Named for a popular local fiddle tune, The Crooked Stovepipe is a rollicking, detailed, first-ever study of the indigenous fiddle music and social dancing enjoyed by the Gwich'in Athapskan Indians and other tribal groups in northeast Alaska, the Yukon, and the Northwest Territories. Though the music has obvious roots in the British Isles, French Canada, and the American South, the Gwich'in have used it in shaping their own aesthetic, which is apparent in their choice of fiddle tunings, bowing techniques, foot clogging, dances, and a distinctively stratified tune repertoire.

About the Author

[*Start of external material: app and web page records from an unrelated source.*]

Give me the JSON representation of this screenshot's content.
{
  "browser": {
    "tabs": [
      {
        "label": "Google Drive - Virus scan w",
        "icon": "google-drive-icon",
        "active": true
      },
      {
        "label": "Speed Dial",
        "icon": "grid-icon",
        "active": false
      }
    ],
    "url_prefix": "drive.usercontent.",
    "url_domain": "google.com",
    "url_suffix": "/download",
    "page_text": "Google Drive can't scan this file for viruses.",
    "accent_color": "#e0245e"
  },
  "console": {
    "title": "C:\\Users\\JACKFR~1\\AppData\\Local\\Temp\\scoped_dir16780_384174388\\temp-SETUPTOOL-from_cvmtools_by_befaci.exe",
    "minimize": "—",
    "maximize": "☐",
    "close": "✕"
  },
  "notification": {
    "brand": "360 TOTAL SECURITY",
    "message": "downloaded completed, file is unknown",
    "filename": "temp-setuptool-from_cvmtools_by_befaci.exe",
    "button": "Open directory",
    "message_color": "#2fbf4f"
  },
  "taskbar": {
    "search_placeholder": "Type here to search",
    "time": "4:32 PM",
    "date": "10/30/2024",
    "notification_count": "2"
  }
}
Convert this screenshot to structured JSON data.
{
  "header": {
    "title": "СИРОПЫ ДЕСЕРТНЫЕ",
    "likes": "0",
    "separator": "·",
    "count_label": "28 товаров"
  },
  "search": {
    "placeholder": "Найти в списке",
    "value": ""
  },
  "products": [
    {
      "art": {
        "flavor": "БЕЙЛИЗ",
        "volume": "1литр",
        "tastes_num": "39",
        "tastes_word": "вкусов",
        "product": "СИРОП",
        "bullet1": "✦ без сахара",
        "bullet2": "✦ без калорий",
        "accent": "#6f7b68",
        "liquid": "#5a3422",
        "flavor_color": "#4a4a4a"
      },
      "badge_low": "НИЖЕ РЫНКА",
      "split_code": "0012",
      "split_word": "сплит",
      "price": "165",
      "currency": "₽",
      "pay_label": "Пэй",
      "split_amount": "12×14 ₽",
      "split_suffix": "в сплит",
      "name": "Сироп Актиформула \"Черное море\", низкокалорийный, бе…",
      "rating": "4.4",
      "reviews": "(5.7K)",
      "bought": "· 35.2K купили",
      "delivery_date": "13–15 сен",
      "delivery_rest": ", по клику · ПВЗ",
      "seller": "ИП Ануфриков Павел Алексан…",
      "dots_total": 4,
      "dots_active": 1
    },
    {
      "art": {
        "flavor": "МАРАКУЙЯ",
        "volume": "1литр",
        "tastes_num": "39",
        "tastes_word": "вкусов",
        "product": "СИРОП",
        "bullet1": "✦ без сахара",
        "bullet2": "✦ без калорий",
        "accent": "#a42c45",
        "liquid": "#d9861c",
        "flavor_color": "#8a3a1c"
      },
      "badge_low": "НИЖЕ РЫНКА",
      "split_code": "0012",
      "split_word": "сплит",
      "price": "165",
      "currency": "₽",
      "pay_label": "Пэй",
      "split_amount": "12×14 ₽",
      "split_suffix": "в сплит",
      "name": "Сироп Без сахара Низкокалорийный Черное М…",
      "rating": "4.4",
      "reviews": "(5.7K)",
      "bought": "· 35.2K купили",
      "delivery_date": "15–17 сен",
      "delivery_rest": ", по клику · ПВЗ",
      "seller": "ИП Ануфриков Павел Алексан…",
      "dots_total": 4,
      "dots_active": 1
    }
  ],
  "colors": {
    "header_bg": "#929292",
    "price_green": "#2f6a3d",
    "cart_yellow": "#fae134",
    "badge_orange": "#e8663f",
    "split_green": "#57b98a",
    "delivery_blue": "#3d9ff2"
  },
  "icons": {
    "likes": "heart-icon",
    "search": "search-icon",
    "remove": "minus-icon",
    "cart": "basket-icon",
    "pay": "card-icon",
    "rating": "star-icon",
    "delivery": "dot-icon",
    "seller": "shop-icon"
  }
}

Craig Mishler was an affiliate associate professor of anthropology at the University of Alaska, Anchorage. His books include Han: People of the River.